During the summer of 1998, my girlfriend and I attended a summer business academy at USC. Aside from studying diagrams, plotting charts, and creating a fictitious stock portfolios, we were asked to set goals. At the time, it was a very simple question – where do you imagine yourself to be in four years?

It was a tough question. Sometimes we have trouble planning for the same day’s lunch. At the time, I was naive. I had BIG goals. Actually, I still sort of do and for very good reasons.

  • Set impossible goals for the future
  • Execute with strategic planning
  • Reflect on your every action

Two Impossible Goals

Why set impossible goals and run the chance of never achieving them? To let yourself down? No. It lends a different mindset.

I love this quote by Dan Dodge for Google Corporate –

“Achieving 65% of the impossible is better than 100% of the ordinary – Setting impossible goals and achieving part of them sets you on a completely different path than the safe route.”

Warning: don’t confuse business goals with personal goals. Mixing them will cause confusion. It’s especially hard to do when it’s our own businesses at hand.

A Mission Goal tells you the fundamental purpose of the organization. It defines the customer and the critical processes. It informs you of the desired level of performance.

Mission goals (internal) usually include SMART (Specific, Measurable, Achievable, Relevant and Time-bound) terms.

Example: Photograph 25 weddings at $5,000 each by 2011 and have at least 5 of them featured / published.

A Vision Goal outlines what the organization wants to be, or how it wants the world in which it operates to be. It concentrates on the future. It is a source of inspiration. It provides clear decision-making criteria.

Vision goals (external) usually refer to your unique position and how you want to be perceived by the public – what words define you?

Example 1: I am a lifestyle photographer for fabulous people. – Jasmine Star

Example 2: I am an inspirational, master photographer looking to connect with those who love to better themselves. – Scott Robert Lim

scott robert lim facebook


Once you have your end goals, your strategies and tactics help you get there.

Features of an effective vision statement:

  • Clarity and lack of ambiguity
  • Vivid and clear picture
  • Description of a bright future
  • Memorable and engaging wording (post coming soon)
  • Realistic aspirations
  • Alignment with organizational values and culture (brand association)


I also was compelled to write this article after playing with “The Wilderness Downtown.” It’s a dynamic website that tells a visual story of you. (If at work, view at home because there is sound)

the wilderness downtown

In a nutshell, it asks you to “[w]rite a postcard of advice to the younger you that lived there then.”

Whether you succeed, fail or stay stagnant, reflect. It will help you better sculpt your future goals.


Goals (Mission and Vision) should be written down and posted somewhere visibly so that you could see it everyday.

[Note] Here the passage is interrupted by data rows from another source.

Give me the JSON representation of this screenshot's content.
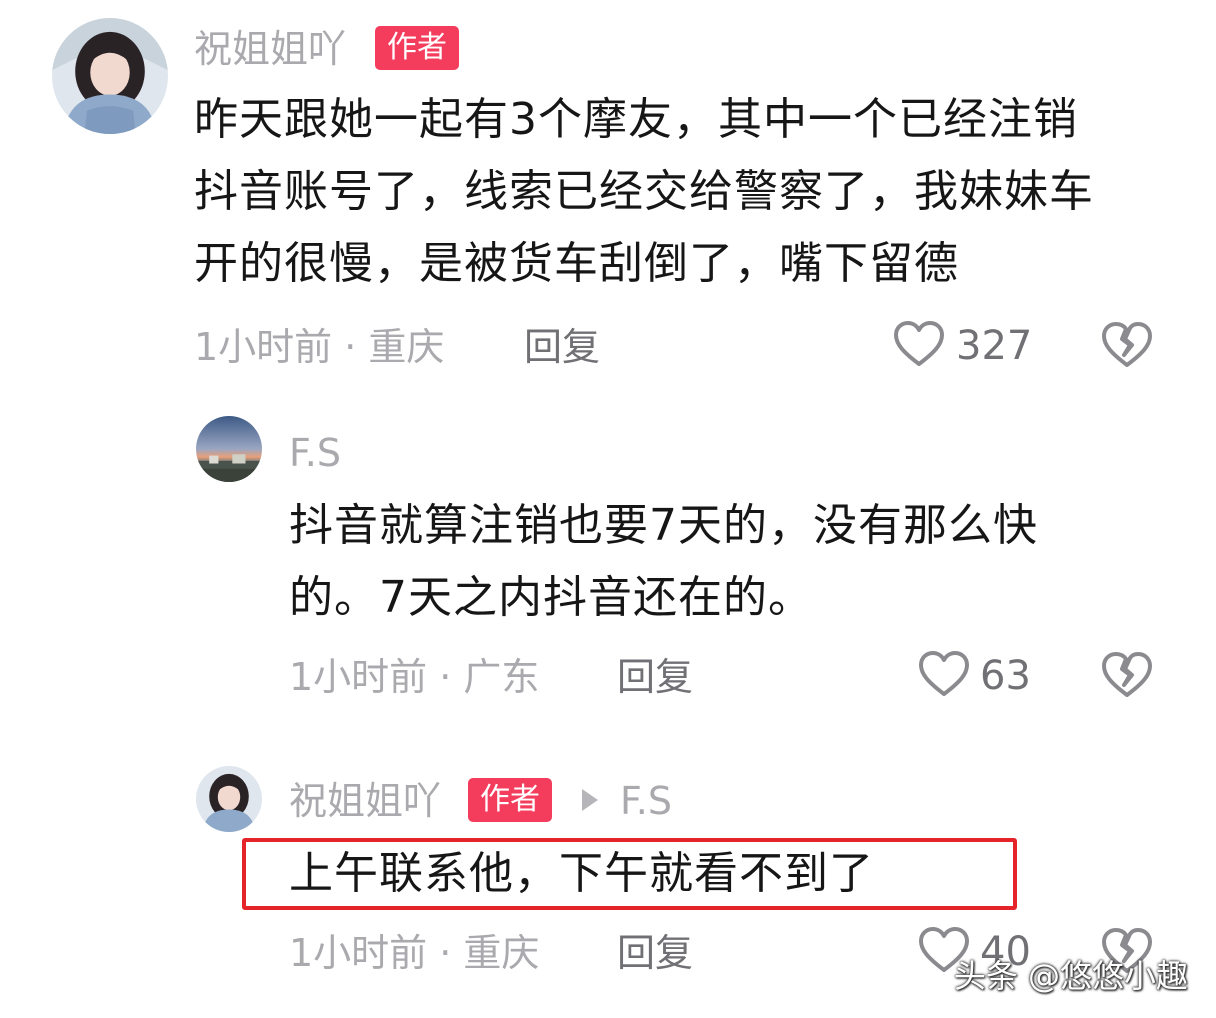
{
  "comments": [
    {
      "nickname": "祝姐姐吖",
      "badge": "作者",
      "lines": [
        "昨天跟她一起有3个摩友，其中一个已经注销",
        "抖音账号了，线索已经交给警察了，我妹妹车",
        "开的很慢，是被货车刮倒了，嘴下留德"
      ],
      "meta": "1小时前 · 重庆",
      "reply": "回复",
      "likes": "327"
    },
    {
      "nickname": "F.S",
      "lines": [
        "抖音就算注销也要7天的，没有那么快",
        "的。7天之内抖音还在的。"
      ],
      "meta": "1小时前 · 广东",
      "reply": "回复",
      "likes": "63"
    },
    {
      "nickname": "祝姐姐吖",
      "badge": "作者",
      "reply_to": "F.S",
      "lines": [
        "上午联系他，下午就看不到了"
      ],
      "meta": "1小时前 · 重庆",
      "reply": "回复",
      "likes": "40"
    }
  ],
  "watermark": "头条 @悠悠小趣",
  "colors": {
    "badge": "#f43c5d",
    "highlight": "#e5242a",
    "muted": "#a9a9ae"
  },
  "icons": [
    "heart-outline-icon",
    "broken-heart-icon",
    "play-arrow-icon"
  ]
}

If you write your goals down, they will help commit you psychologically. It will become a social responsibility to achieve them.

What I want you to do now…

  • If you think this will help a friend, please share it with the Retweet or Facebook buttons below.
  • Comment what you would tell your younger self.

Your tater tot loving friend,

Lawrence Chan

P.S. All of this reflecting and goal setting dawned on me extra when I watched “Back to the Future” yesterday.

P.P.S. Today is Google’s 12th birthday. They grew exponentially with impossible goals. What are yours?

P.P.P.S. Last day to take advantage of the coupons for my one-column blog theme!